Bipartisan Infrastructure Law
The Bipartisan Infrastructure Law (BIL) is a once-in-a-generation investment in the nation’s infrastructure and economic competitiveness. We were directly appropriated $455 million over five years in BIL funds for programs related to the President’s America the Beautiful initiative.
Learn more about Bipartisan Infrastructure Law , the partnership working in the Bear River was able to undertake approximately 1,800 feet of restoration work at the Evanston Dam. The infrastructure funding helped expand the scope and scale of the work to address not one, but two fish passage barriers simultaneously.
The project went swimmingly.
BOOM, CRASH, POOF- the dam was buried in September 2022. Practitioners opted to bury the dam, rather than fully remove it, to decrease project costs, enhance the aesthetics of the site, and increase river stability. The river was restored to its original serpentine flow across the landscape. The buildings remained as a historic reminder of the days when city staff lived on site, tasked with chipping ice to prevent the pipeline from freezing over.
The effort also included updating an irrigation diversion
Something temporarily or permanently constructed, built, or placed; and constructed of natural or manufactured parts including, but not limited to, a building, shed, cabin, porch, bridge, walkway, stair steps, sign, landing, platform, dock, rack, fence, telecommunication device, antennae, fish cleaning table, satellite dish/mount, or well head.
Learn more about structure for the Myers Ditch, which diverts one of the oldest water rights in Wyoming. V-shaped rock structures stretching across the river, known as rock cross vanes, were installed to allow for the water to be diverted without compromising the fish.
Mazur summarized the effort, “That’s the infrastructure improvement, because these structures enable the landowners to acquire water more efficiently and enable the fish to bypass those structures. It’s an upgrade to a 100+ year old system.”

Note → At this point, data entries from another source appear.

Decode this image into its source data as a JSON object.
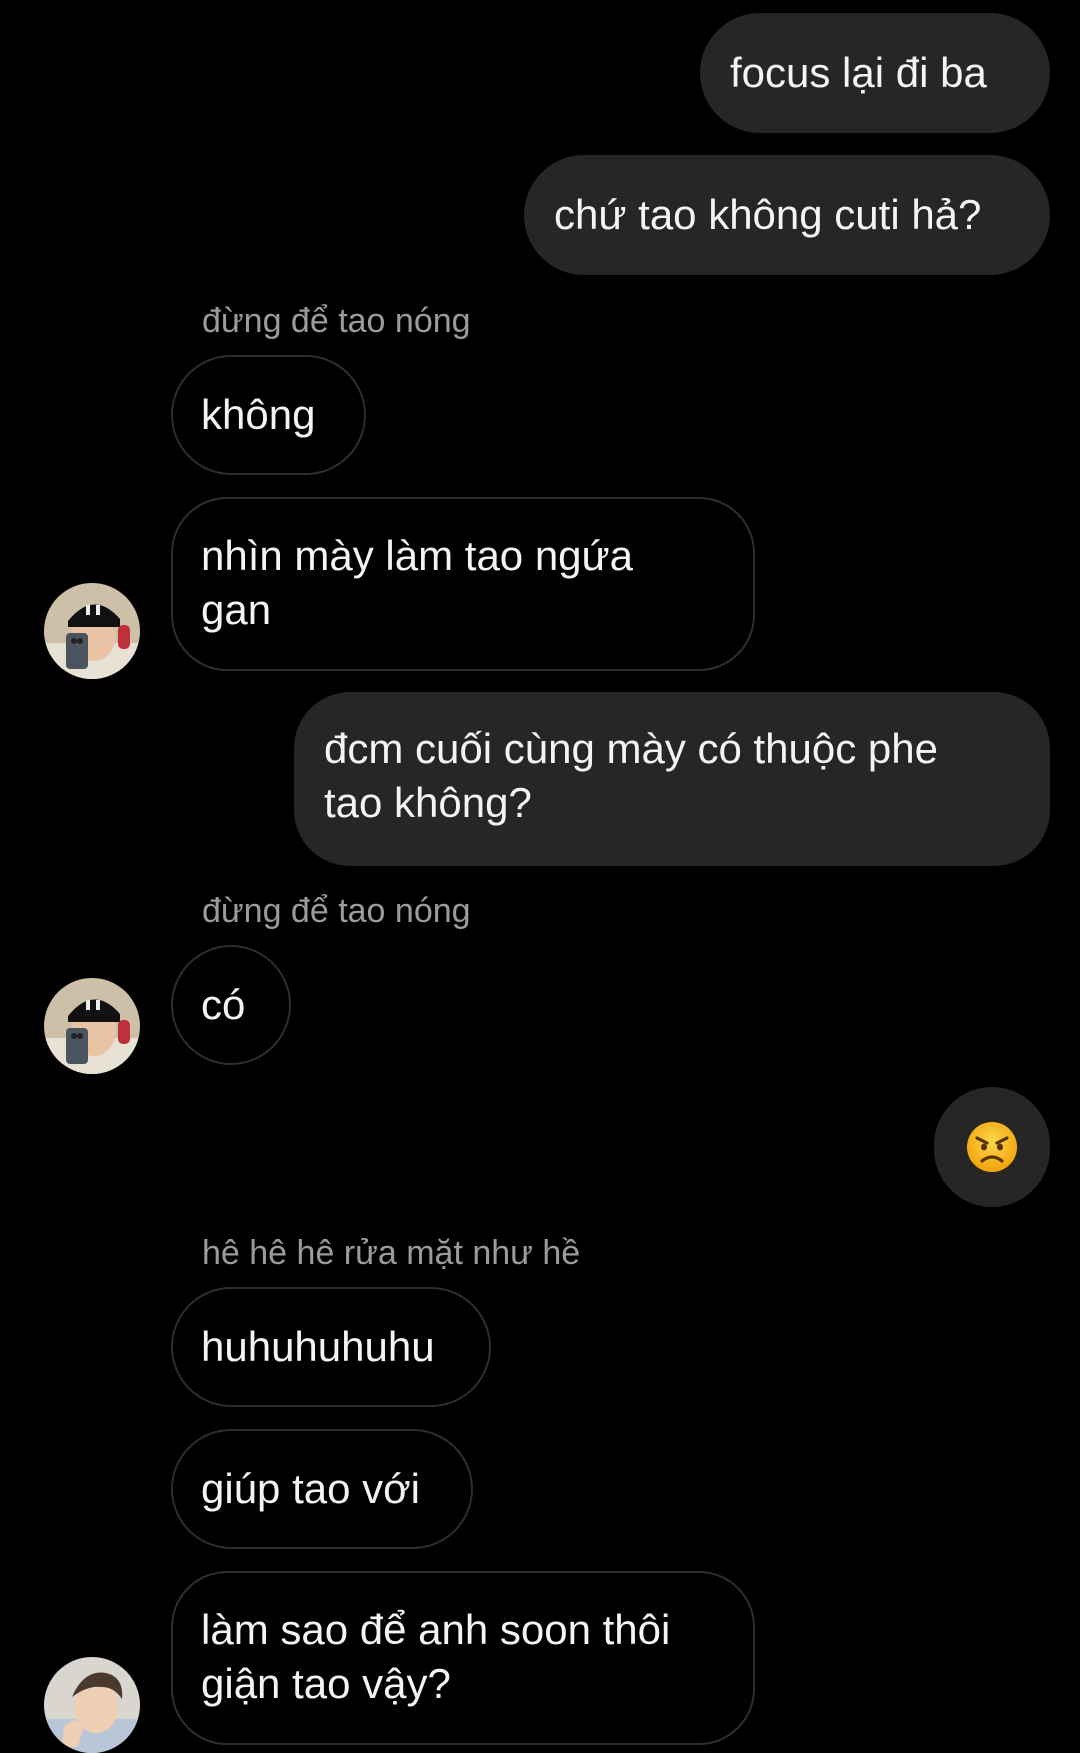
{
  "chat": {
    "messages": [
      {
        "id": "m1",
        "direction": "outgoing",
        "text": "focus lại đi ba"
      },
      {
        "id": "m2",
        "direction": "outgoing",
        "text": "chứ tao không cuti hả?"
      },
      {
        "id": "m3",
        "direction": "incoming",
        "sender": "đừng để tao nóng",
        "text": "không"
      },
      {
        "id": "m4",
        "direction": "incoming",
        "text_line1": "nhìn mày làm tao ngứa",
        "text_line2": "gan"
      },
      {
        "id": "m5",
        "direction": "outgoing",
        "text_line1": "đcm cuối cùng mày có thuộc phe",
        "text_line2": "tao không?"
      },
      {
        "id": "m6",
        "direction": "incoming",
        "sender": "đừng để tao nóng",
        "text": "có"
      },
      {
        "id": "m7",
        "direction": "outgoing",
        "type": "emoji",
        "emoji": "angry-face-emoji"
      },
      {
        "id": "m8",
        "direction": "incoming",
        "sender": "hê hê hê rửa mặt như hề",
        "text": "huhuhuhuhu"
      },
      {
        "id": "m9",
        "direction": "incoming",
        "text": "giúp tao với"
      },
      {
        "id": "m10",
        "direction": "incoming",
        "text_line1": "làm sao để anh soon thôi",
        "text_line2": "giận tao vậy?"
      }
    ]
  },
  "colors": {
    "background": "#000000",
    "outgoing_bubble": "#262626",
    "incoming_border": "#2e2e2e",
    "sender_label": "#9b9b9b",
    "text": "#f4f4f4"
  }
}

The river gave in more ways than one. Using materials pulled from the re-aligned river, vegetation was installed above the buried dam. Boulders embedded in the riverbed created riffles and helped stabilize the river. The tree roots sticking out from the water along the riverbank, called toewood, were sourced from a nearby property to bolster the riverbanks and create fish habitat. Even the inconspicuous rocks on the side of the river had a role to play – intended as structures for post-runoff maintenance.
“We appreciate this opportunity to work with the City of Evanston, private landowners, water rights holders, and local construction contractors on a project that provides solutions for everyone involved, including the fish,” said Jim DeRito, Bear River Project Manager for Trout Unlimited.
Until Next Time
The river will ebb and swell but the area around the restoration project is predicted to settle after a few years. “We’re doing the project to benefit fish passage, and the landowners are trying to grow hay, but by working together there are a lot of benefits. Those irrigated meadows that they produce hay on, they have a lot of value for wetland dependent creatures like amphibians and birds. There was a huge flock of white-faced ibis that was right out there in the field supported by the water from that ditch,” highlighted Kimble.
As the years go on, the cottonwood and the willow trees will return, further reinforcing the river and reducing the need for maintenance of the site. Our fishy friends will continue in their trek up the Bear River...for now.